● Task statement
This exercise asks for a copy of each line in the records below with the word "神奇视频转GIF软件" in it.

● Material supplied

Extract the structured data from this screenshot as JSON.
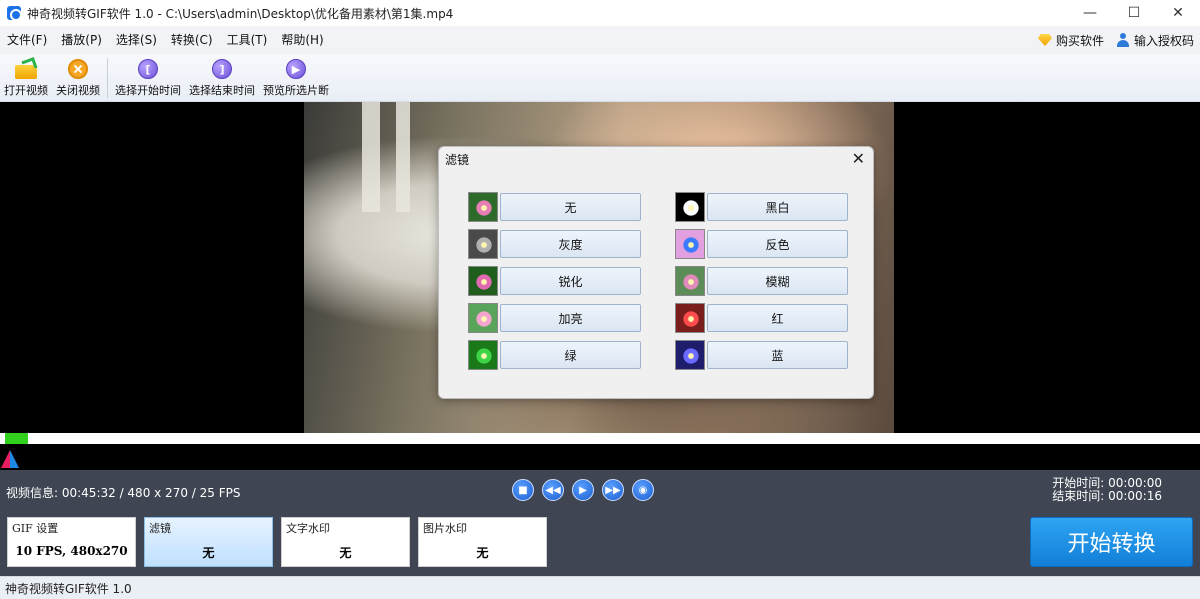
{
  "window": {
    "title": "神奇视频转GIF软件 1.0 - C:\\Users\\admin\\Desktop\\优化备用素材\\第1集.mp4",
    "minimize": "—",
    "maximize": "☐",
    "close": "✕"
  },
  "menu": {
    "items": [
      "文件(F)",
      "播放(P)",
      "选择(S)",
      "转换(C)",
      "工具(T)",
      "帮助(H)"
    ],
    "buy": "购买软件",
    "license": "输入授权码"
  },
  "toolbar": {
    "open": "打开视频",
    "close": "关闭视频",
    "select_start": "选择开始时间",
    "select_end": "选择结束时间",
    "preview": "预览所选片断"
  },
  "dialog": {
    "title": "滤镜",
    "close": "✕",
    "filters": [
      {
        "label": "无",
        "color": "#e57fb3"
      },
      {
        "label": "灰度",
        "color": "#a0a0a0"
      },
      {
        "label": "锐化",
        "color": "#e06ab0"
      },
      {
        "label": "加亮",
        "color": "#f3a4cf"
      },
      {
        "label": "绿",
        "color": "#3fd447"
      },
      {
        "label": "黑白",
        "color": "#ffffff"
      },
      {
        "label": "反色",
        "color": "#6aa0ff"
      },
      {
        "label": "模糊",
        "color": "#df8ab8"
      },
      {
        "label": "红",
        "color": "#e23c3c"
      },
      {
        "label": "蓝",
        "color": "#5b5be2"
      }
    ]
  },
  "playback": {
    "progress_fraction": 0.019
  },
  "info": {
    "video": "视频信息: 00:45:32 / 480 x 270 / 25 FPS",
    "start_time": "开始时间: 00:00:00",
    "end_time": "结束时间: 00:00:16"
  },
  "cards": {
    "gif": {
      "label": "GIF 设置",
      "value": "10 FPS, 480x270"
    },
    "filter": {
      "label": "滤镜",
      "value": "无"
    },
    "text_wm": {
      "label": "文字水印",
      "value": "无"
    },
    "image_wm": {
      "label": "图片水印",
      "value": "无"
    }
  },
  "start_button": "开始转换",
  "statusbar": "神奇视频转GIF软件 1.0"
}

● Exercise output
    "title": "神奇视频转GIF软件 1.0 - C:\\Users\\admin\\Desktop\\优化备用素材\\第1集.mp4",
  "statusbar": "神奇视频转GIF软件 1.0"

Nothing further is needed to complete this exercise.